Most opening books claim to maintain the advantage for White and equalize for Black. This is slightly different than winning and drawing.
Most of the incentive to write this way is the psychology of selling. Nobody wants to buy a book on how to draw against a lower rated player. You higher rating should make this act trivial. Winning is your objective, so that is a key word they try to put into titles.
Since White starts with the initiative, White can choose a line which end in a lot of draws. These line normally have "exchange" in them: QGD Exchange variation, Slav Exchange Variation, and French Exchange Variation.
"The turning point in my career came with the realization that Black should play to win instead of just steering for equality." Bobby Fischer. This lesson should have encouraged editors to have put winning in both repertoire book titles.
There is some risk aversion psychology that could be used in selling books. The Safest Sicilian by Delchev and Semkov is aimed at players who don't want to get into the hair-raising tactics of a normal Sicilian. The Closed Sicilian has the same objective from White's point-of-view. Petrosian and Giri have mastered this safety first approach. (Capablanca may belong in this group.)
The general consensus is that below a rating of 2000, you should not study openings more than to reach a playable middlegame without falling into an opening trap. My personal feeling is that these opening books forget to include the line which puts up the most resistance.
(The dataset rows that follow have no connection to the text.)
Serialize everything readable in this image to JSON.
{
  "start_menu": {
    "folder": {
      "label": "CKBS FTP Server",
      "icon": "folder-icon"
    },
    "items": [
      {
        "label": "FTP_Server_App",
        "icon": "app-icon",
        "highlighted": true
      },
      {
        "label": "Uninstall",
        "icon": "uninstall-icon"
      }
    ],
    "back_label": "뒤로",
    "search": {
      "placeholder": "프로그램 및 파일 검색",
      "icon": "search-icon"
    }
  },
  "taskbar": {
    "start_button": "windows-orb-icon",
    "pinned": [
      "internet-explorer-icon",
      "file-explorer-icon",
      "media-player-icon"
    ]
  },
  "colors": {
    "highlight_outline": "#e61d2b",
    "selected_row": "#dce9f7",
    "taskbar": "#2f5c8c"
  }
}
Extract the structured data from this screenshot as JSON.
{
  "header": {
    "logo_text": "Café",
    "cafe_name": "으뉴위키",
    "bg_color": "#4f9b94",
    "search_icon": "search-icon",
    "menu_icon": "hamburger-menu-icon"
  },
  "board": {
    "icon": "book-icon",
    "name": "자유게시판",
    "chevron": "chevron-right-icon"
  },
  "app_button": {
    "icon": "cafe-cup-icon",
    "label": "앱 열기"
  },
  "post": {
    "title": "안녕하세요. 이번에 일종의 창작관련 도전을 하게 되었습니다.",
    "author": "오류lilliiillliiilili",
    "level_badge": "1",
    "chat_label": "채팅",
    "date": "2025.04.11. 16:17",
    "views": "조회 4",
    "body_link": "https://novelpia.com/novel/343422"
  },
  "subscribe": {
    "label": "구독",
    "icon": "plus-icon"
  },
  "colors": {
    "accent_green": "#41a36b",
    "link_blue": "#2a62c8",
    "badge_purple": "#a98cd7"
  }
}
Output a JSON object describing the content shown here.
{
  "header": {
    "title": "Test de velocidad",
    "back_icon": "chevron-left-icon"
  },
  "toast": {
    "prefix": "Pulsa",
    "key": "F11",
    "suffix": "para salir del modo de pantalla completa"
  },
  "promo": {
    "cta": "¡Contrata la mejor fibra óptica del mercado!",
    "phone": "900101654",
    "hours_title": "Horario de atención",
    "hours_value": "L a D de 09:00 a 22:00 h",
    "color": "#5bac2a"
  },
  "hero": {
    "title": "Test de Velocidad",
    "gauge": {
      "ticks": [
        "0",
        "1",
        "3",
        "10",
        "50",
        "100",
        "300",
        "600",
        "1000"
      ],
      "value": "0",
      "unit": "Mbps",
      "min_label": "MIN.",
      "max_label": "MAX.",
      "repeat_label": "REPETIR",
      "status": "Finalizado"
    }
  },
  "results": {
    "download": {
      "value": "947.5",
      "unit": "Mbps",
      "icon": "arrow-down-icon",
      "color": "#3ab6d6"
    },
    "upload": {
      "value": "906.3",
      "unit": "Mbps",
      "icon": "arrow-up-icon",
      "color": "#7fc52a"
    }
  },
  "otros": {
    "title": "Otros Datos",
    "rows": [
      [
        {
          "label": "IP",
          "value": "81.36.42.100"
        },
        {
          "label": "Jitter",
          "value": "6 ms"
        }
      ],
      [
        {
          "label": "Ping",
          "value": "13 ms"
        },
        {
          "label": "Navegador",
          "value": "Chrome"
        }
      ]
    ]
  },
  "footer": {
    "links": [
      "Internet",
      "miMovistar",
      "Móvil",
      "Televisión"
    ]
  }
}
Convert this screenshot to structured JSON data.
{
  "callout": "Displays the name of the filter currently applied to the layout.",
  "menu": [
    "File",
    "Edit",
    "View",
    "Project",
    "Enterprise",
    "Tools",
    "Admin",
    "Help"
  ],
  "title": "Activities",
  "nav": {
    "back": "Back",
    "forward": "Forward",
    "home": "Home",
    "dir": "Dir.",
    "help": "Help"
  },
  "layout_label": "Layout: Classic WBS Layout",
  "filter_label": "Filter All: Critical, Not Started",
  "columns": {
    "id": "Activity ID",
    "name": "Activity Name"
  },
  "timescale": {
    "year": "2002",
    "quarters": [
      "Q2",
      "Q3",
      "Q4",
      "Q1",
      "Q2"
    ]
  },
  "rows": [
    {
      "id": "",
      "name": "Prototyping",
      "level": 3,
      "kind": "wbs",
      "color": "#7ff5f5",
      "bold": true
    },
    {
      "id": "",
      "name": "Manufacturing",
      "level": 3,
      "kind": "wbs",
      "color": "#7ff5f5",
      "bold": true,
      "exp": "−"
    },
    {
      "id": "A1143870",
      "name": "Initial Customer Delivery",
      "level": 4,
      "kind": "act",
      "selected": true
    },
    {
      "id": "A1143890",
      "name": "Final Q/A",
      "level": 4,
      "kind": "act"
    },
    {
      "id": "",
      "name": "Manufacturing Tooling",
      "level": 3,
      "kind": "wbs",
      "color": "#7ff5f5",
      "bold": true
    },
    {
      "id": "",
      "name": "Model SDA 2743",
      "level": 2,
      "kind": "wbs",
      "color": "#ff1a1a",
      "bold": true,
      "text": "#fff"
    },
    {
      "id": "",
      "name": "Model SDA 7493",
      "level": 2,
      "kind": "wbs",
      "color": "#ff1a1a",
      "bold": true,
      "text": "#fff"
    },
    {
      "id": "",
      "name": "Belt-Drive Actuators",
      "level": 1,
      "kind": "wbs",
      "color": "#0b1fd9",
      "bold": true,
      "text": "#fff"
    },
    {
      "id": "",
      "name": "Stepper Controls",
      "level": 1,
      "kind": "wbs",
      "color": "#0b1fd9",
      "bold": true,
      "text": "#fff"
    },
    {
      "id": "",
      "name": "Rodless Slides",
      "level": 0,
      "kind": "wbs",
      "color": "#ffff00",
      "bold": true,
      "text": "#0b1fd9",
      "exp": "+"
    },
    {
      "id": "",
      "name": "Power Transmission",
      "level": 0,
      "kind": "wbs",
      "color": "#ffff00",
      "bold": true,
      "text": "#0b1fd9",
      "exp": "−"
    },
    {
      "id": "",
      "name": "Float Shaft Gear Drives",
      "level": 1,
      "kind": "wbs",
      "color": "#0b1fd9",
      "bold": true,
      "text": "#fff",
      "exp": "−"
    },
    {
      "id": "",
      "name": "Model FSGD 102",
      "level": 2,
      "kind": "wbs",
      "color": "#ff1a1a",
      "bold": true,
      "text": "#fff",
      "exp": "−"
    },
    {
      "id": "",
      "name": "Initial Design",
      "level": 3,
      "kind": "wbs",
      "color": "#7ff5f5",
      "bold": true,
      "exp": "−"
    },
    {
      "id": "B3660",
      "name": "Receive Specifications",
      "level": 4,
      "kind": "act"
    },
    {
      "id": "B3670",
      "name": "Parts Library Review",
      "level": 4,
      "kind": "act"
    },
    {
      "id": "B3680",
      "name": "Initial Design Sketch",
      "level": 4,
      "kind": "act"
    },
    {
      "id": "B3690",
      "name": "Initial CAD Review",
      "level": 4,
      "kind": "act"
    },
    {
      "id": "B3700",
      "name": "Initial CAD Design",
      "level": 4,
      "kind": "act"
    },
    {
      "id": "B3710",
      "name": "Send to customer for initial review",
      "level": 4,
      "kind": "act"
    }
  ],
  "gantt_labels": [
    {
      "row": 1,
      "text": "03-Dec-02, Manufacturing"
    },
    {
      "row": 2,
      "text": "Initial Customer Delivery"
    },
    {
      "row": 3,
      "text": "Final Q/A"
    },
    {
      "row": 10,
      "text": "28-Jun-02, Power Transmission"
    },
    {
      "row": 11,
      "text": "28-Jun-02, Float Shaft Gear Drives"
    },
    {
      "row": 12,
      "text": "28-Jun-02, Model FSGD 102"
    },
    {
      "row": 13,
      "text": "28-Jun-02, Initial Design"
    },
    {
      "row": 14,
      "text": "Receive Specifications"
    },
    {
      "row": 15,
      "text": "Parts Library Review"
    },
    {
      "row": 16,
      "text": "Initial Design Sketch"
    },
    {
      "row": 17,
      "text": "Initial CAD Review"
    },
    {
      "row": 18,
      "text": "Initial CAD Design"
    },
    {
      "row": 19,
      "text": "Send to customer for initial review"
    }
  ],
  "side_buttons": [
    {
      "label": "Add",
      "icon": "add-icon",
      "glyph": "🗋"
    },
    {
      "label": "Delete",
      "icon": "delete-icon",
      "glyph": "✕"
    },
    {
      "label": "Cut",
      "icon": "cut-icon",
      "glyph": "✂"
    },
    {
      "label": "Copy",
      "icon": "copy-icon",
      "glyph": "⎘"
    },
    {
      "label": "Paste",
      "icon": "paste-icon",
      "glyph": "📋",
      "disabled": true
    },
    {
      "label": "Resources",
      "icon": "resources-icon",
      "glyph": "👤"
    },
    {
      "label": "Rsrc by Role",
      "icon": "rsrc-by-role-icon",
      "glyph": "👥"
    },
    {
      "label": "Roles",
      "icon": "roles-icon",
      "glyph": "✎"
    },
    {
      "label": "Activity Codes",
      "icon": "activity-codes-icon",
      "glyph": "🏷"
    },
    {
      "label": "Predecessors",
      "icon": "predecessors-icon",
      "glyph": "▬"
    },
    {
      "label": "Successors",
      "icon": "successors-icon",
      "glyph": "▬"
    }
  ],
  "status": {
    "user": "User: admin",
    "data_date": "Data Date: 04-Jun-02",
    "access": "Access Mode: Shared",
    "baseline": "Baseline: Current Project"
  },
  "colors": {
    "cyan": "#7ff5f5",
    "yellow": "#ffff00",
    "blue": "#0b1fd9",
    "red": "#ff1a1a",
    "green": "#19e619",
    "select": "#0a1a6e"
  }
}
It would be better to get someone who knows the line to explain them to you or to play against a computer just to find all of the inferior moves.